 8.  You are not alone on this journey.

While at first you may feel like you’re the only person in this shitty position, as I mentioned earlier, chronic diseases are an epidemic in the the Western world so you really are not alone. There’s an online support group for absolutely any condition, just search Facebook and you’ll immediately find one. For me, studying offered me a wonderful support group and I will be forever thankful to everyone on my course as well as the lecturers for their encouragement, knowledge and support.

9.  Healing comes from within.

Take control, be in charge of your health. Healing doesn’t happen in the doctor’s office or in the pharmacy. Healing happens in your kitchen, surrounded by loved ones and also, most importantly in yourself. Resolving past issues, overcoming fears, reading tons of self help books, journaling, saying mantras and of course being very aware of what you put into your body – these are the big time healers!

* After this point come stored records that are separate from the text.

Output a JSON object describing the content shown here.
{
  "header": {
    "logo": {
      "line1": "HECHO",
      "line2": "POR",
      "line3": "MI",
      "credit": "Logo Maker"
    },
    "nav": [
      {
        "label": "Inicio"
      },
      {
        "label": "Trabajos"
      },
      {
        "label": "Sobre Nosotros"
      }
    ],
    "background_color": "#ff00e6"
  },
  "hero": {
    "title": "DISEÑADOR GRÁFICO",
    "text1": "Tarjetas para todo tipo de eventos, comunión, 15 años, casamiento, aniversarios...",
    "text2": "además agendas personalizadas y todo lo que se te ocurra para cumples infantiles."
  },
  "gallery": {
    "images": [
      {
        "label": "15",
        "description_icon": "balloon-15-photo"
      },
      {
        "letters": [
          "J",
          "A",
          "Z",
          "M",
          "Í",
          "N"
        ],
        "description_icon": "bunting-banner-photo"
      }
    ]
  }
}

10.   There is always a silver lining…

Without having had my rheumatoid arthritis diagnosis I may have never retrained as a Nutritional Therapist and may have never had the chance to help other people regain their health. I would not have broadened my knowledge and deepened my understanding of the human body, the mind and spirituality. Furthermore, I would not have met so many wonderful people who I now consider to be dear friends.